**PROBLEM**
Omit the pictures found among the records and print everything else exactly as it stands.
*** Begin section ***
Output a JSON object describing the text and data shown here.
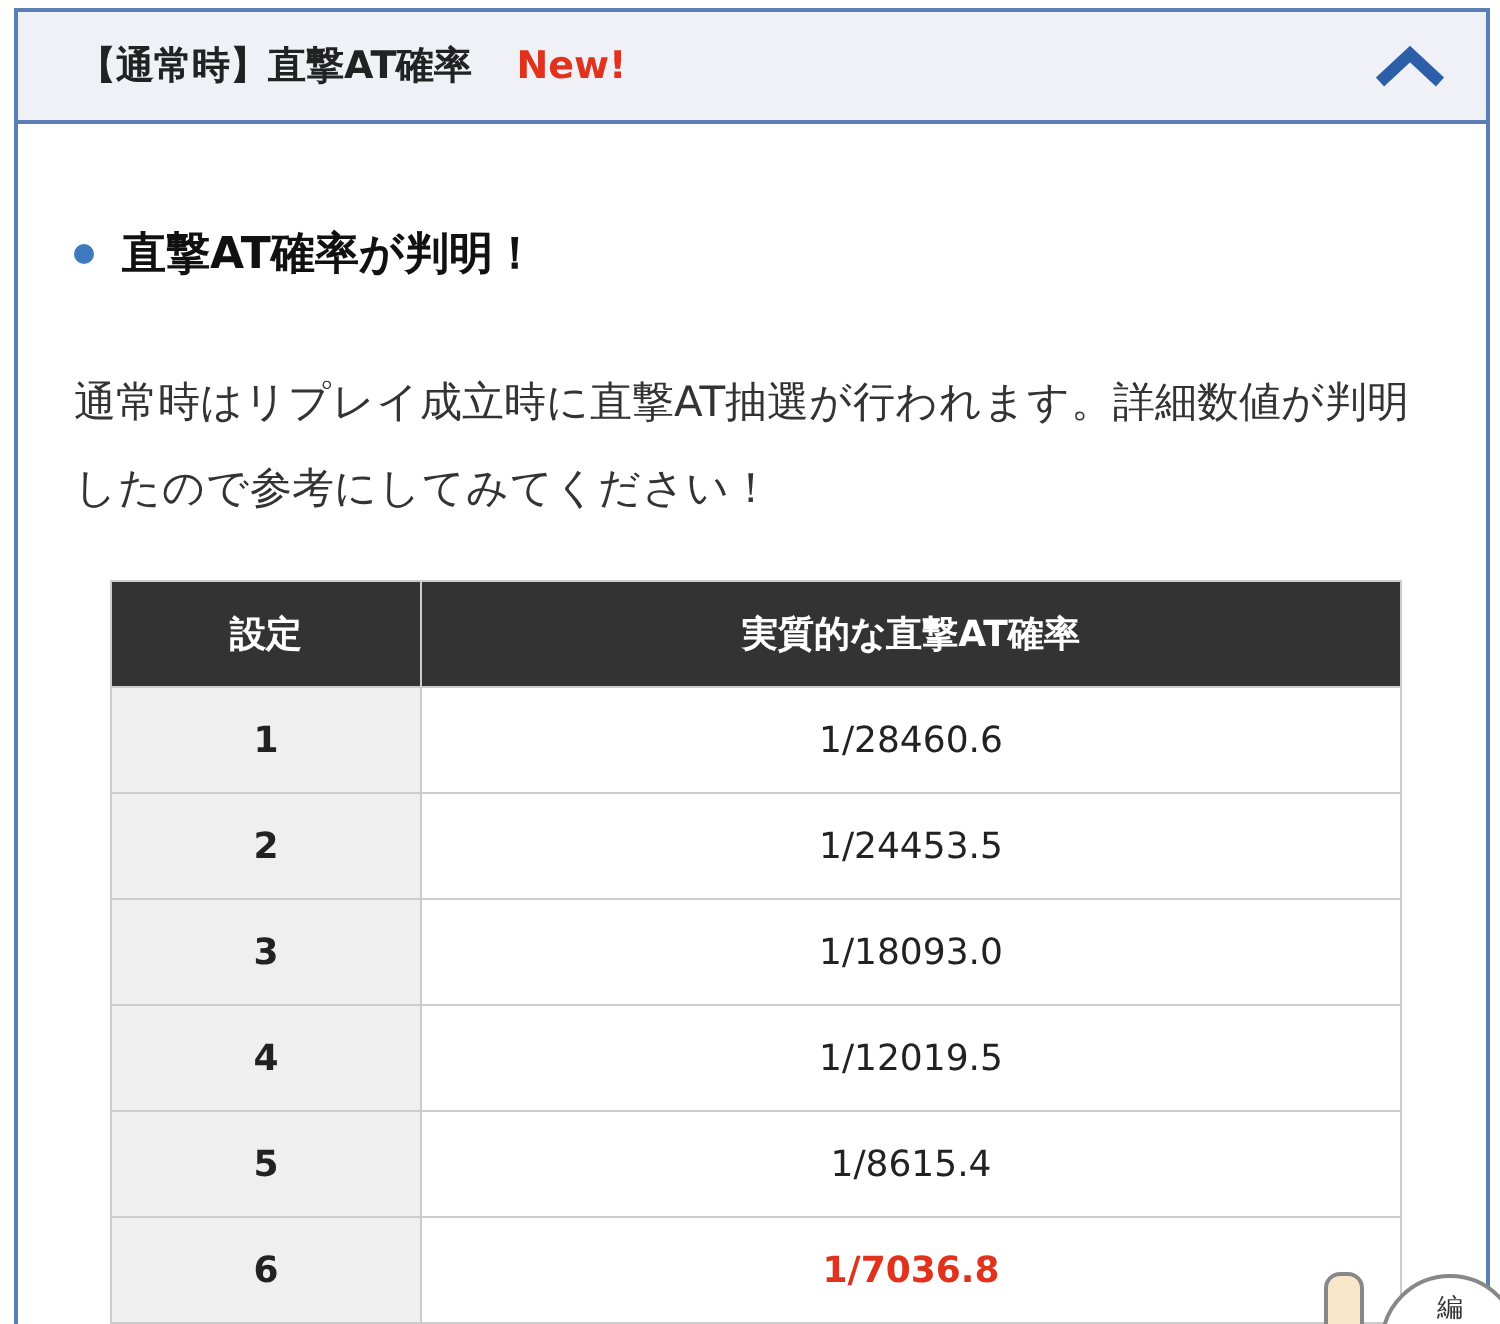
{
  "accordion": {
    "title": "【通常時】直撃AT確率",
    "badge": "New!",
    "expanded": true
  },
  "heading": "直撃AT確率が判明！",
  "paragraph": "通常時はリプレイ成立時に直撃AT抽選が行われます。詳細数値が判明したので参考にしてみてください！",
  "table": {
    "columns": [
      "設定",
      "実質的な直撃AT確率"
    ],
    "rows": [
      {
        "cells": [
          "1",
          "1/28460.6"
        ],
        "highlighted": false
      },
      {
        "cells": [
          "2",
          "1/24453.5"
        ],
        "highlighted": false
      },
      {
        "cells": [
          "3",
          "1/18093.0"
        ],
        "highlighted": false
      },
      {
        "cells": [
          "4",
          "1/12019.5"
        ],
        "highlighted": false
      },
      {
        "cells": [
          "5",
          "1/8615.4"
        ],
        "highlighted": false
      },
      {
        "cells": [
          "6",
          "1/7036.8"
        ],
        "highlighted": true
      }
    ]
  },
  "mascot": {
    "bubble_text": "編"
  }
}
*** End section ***
**ANSWER TO THE EXERCISE**
Output a JSON object describing the text and data shown here.
{
  "accordion": {
    "title": "【通常時】直撃AT確率",
    "badge": "New!",
    "expanded": true
  },
  "heading": "直撃AT確率が判明！",
  "paragraph": "通常時はリプレイ成立時に直撃AT抽選が行われます。詳細数値が判明したので参考にしてみてください！",
  "table": {
    "columns": [
      "設定",
      "実質的な直撃AT確率"
    ],
    "rows": [
      {
        "cells": [
          "1",
          "1/28460.6"
        ],
        "highlighted": false
      },
      {
        "cells": [
          "2",
          "1/24453.5"
        ],
        "highlighted": false
      },
      {
        "cells": [
          "3",
          "1/18093.0"
        ],
        "highlighted": false
      },
      {
        "cells": [
          "4",
          "1/12019.5"
        ],
        "highlighted": false
      },
      {
        "cells": [
          "5",
          "1/8615.4"
        ],
        "highlighted": false
      },
      {
        "cells": [
          "6",
          "1/7036.8"
        ],
        "highlighted": true
      }
    ]
  },
  "mascot": {
    "bubble_text": "編"
  }
}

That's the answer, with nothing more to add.